Kwiz Kreol is one of the first mobile application found on Play Store only to learn to write and understand words in Creole.
This first interactive game in ‘Mauritian’ Creole using basic everyday words for Mauritians and also other people like expatriates wanting to learn Creole as soon as they arrive in Mauritius. A course that teaches you the questions in Creole, with examples such as: interrogative, asking a question to someone, and intonation, as well as a list of vocabulary to reinforce your basic grammar in Creole. This game is open to all people and is free.
Learning Creole questions is very important, because their structure is used in every day conversation. The only solution is to master the grammar and vocabulary to be able to speak the language fluently. Several categories are available such as sports, jobs, objects and even riddles. With clues, you can play alone or with others. Every day on their Facebook page https://www.facebook.com/kwizkreol, they ask you questions about the history of Mauritius and without forgetting the Mauritian expressions.

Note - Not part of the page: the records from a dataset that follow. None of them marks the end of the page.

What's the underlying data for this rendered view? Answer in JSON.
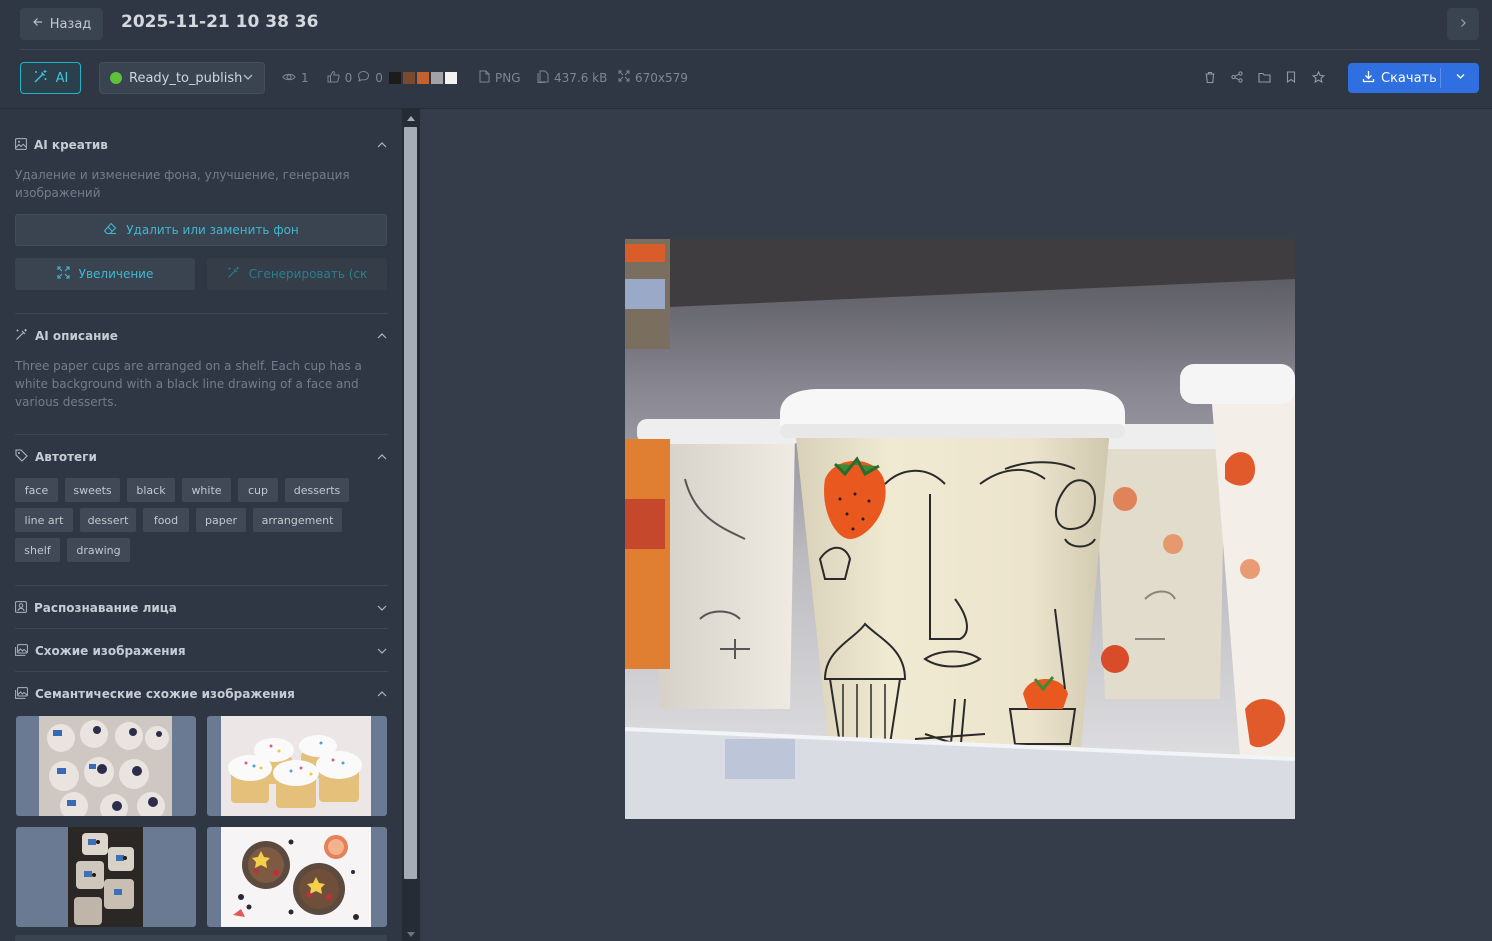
{
  "header": {
    "back_label": "Назад",
    "title": "2025-11-21 10 38 36"
  },
  "toolbar": {
    "ai_label": "AI",
    "status": {
      "value": "Ready_to_publish",
      "color": "#5fc13a"
    },
    "stats": {
      "views": "1",
      "likes": "0",
      "comments": "0"
    },
    "palette": [
      "#1c1c1c",
      "#7a4a2f",
      "#c2622e",
      "#a3a3a6",
      "#f2f2f2"
    ],
    "file_type": "PNG",
    "file_size": "437.6 kB",
    "dimensions": "670x579",
    "download_label": "Скачать",
    "accent": "#2f6fe0"
  },
  "panel": {
    "ai_creative": {
      "title": "AI креатив",
      "description": "Удаление и изменение фона, улучшение, генерация изображений",
      "remove_bg_label": "Удалить или заменить фон",
      "upscale_label": "Увеличение",
      "generate_label": "Сгенерировать (ск"
    },
    "ai_description": {
      "title": "AI описание",
      "text": "Three paper cups are arranged on a shelf. Each cup has a white background with a black line drawing of a face and various desserts."
    },
    "autotags": {
      "title": "Автотеги",
      "tags": [
        "face",
        "sweets",
        "black",
        "white",
        "cup",
        "desserts",
        "line art",
        "dessert",
        "food",
        "paper",
        "arrangement",
        "shelf",
        "drawing"
      ]
    },
    "face_recognition": {
      "title": "Распознавание лица"
    },
    "similar": {
      "title": "Схожие изображения"
    },
    "semantic_similar": {
      "title": "Семантические схожие изображения"
    }
  }
}
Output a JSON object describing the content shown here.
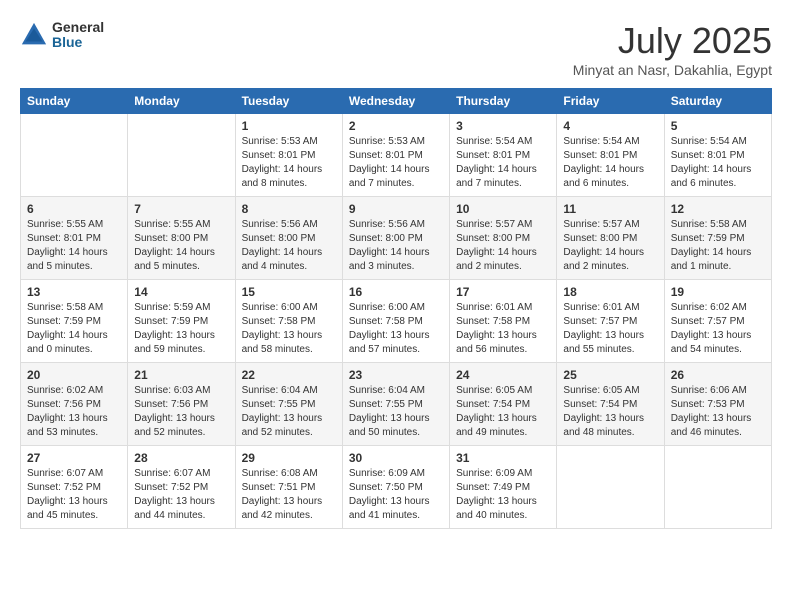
{
  "header": {
    "logo_general": "General",
    "logo_blue": "Blue",
    "month_title": "July 2025",
    "location": "Minyat an Nasr, Dakahlia, Egypt"
  },
  "days_of_week": [
    "Sunday",
    "Monday",
    "Tuesday",
    "Wednesday",
    "Thursday",
    "Friday",
    "Saturday"
  ],
  "weeks": [
    [
      {
        "day": "",
        "info": ""
      },
      {
        "day": "",
        "info": ""
      },
      {
        "day": "1",
        "info": "Sunrise: 5:53 AM\nSunset: 8:01 PM\nDaylight: 14 hours and 8 minutes."
      },
      {
        "day": "2",
        "info": "Sunrise: 5:53 AM\nSunset: 8:01 PM\nDaylight: 14 hours and 7 minutes."
      },
      {
        "day": "3",
        "info": "Sunrise: 5:54 AM\nSunset: 8:01 PM\nDaylight: 14 hours and 7 minutes."
      },
      {
        "day": "4",
        "info": "Sunrise: 5:54 AM\nSunset: 8:01 PM\nDaylight: 14 hours and 6 minutes."
      },
      {
        "day": "5",
        "info": "Sunrise: 5:54 AM\nSunset: 8:01 PM\nDaylight: 14 hours and 6 minutes."
      }
    ],
    [
      {
        "day": "6",
        "info": "Sunrise: 5:55 AM\nSunset: 8:01 PM\nDaylight: 14 hours and 5 minutes."
      },
      {
        "day": "7",
        "info": "Sunrise: 5:55 AM\nSunset: 8:00 PM\nDaylight: 14 hours and 5 minutes."
      },
      {
        "day": "8",
        "info": "Sunrise: 5:56 AM\nSunset: 8:00 PM\nDaylight: 14 hours and 4 minutes."
      },
      {
        "day": "9",
        "info": "Sunrise: 5:56 AM\nSunset: 8:00 PM\nDaylight: 14 hours and 3 minutes."
      },
      {
        "day": "10",
        "info": "Sunrise: 5:57 AM\nSunset: 8:00 PM\nDaylight: 14 hours and 2 minutes."
      },
      {
        "day": "11",
        "info": "Sunrise: 5:57 AM\nSunset: 8:00 PM\nDaylight: 14 hours and 2 minutes."
      },
      {
        "day": "12",
        "info": "Sunrise: 5:58 AM\nSunset: 7:59 PM\nDaylight: 14 hours and 1 minute."
      }
    ],
    [
      {
        "day": "13",
        "info": "Sunrise: 5:58 AM\nSunset: 7:59 PM\nDaylight: 14 hours and 0 minutes."
      },
      {
        "day": "14",
        "info": "Sunrise: 5:59 AM\nSunset: 7:59 PM\nDaylight: 13 hours and 59 minutes."
      },
      {
        "day": "15",
        "info": "Sunrise: 6:00 AM\nSunset: 7:58 PM\nDaylight: 13 hours and 58 minutes."
      },
      {
        "day": "16",
        "info": "Sunrise: 6:00 AM\nSunset: 7:58 PM\nDaylight: 13 hours and 57 minutes."
      },
      {
        "day": "17",
        "info": "Sunrise: 6:01 AM\nSunset: 7:58 PM\nDaylight: 13 hours and 56 minutes."
      },
      {
        "day": "18",
        "info": "Sunrise: 6:01 AM\nSunset: 7:57 PM\nDaylight: 13 hours and 55 minutes."
      },
      {
        "day": "19",
        "info": "Sunrise: 6:02 AM\nSunset: 7:57 PM\nDaylight: 13 hours and 54 minutes."
      }
    ],
    [
      {
        "day": "20",
        "info": "Sunrise: 6:02 AM\nSunset: 7:56 PM\nDaylight: 13 hours and 53 minutes."
      },
      {
        "day": "21",
        "info": "Sunrise: 6:03 AM\nSunset: 7:56 PM\nDaylight: 13 hours and 52 minutes."
      },
      {
        "day": "22",
        "info": "Sunrise: 6:04 AM\nSunset: 7:55 PM\nDaylight: 13 hours and 52 minutes."
      },
      {
        "day": "23",
        "info": "Sunrise: 6:04 AM\nSunset: 7:55 PM\nDaylight: 13 hours and 50 minutes."
      },
      {
        "day": "24",
        "info": "Sunrise: 6:05 AM\nSunset: 7:54 PM\nDaylight: 13 hours and 49 minutes."
      },
      {
        "day": "25",
        "info": "Sunrise: 6:05 AM\nSunset: 7:54 PM\nDaylight: 13 hours and 48 minutes."
      },
      {
        "day": "26",
        "info": "Sunrise: 6:06 AM\nSunset: 7:53 PM\nDaylight: 13 hours and 46 minutes."
      }
    ],
    [
      {
        "day": "27",
        "info": "Sunrise: 6:07 AM\nSunset: 7:52 PM\nDaylight: 13 hours and 45 minutes."
      },
      {
        "day": "28",
        "info": "Sunrise: 6:07 AM\nSunset: 7:52 PM\nDaylight: 13 hours and 44 minutes."
      },
      {
        "day": "29",
        "info": "Sunrise: 6:08 AM\nSunset: 7:51 PM\nDaylight: 13 hours and 42 minutes."
      },
      {
        "day": "30",
        "info": "Sunrise: 6:09 AM\nSunset: 7:50 PM\nDaylight: 13 hours and 41 minutes."
      },
      {
        "day": "31",
        "info": "Sunrise: 6:09 AM\nSunset: 7:49 PM\nDaylight: 13 hours and 40 minutes."
      },
      {
        "day": "",
        "info": ""
      },
      {
        "day": "",
        "info": ""
      }
    ]
  ]
}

Did you know?
Did you know that when people speak in their native language, they only use a small number of words in everyday conversations. This means that you can reach a good level in a very short time. It is generally easier to understand Creole than to learn it, but that is part of integrating into a new country. The unconditional accent of expatriates often amuses Mauritians but they appreciate the effort and laugh in kindness. Mauritian Creole is also evolving and many old terms are no longer used by young people.
In Mauritius, the two official languages are French and English but in everyday life, Mauritian Creole dominates: an oral language. Because of its history, Mauritian Creole has a French lexical base, also impregnated by Malagasy and English, e.g. malang (unclean) for Malagasy and bus-stop for English. Indian languages, including Hindi and Bhojpuri, are also present in the popular Creole vocabulary of Mauritius, for example the words dyalsa (party) or madja (racket).
Some rules of pronunciation :
Consonants are pronounced as in French, except for :
- “j” and “ch” are read as “z” and “s” respectively.
- “C” is spelled “k”, except for words borrowed from English: the “c” is then retained.
- The “n” is only pronounced if the consonant is repeated after a vowel.
- The “w” is said “oi”;
- the “g” is always read “gu”, never “j”.
- The “ch” sound is pronounced like the English “ch”; similarly, “dj” is pronounced like Jack.
- The letter “x” does not exist in Mauritian Creole, which replaces it either with “s”, as in dis (ten); or with “gz”, as in legzamé (examination); or with “ks”, as in eksité (to excite)
Concerning vowels :
- The French “u” is read as “i”;
- the French “i” is pronounced “in”, as in “vin”;
- and the “en”: “ine”. “E” and “eu” are said “é”.
Last remark, in Mauritian Creole all the letters are pronounced, whatever their position in the sentence.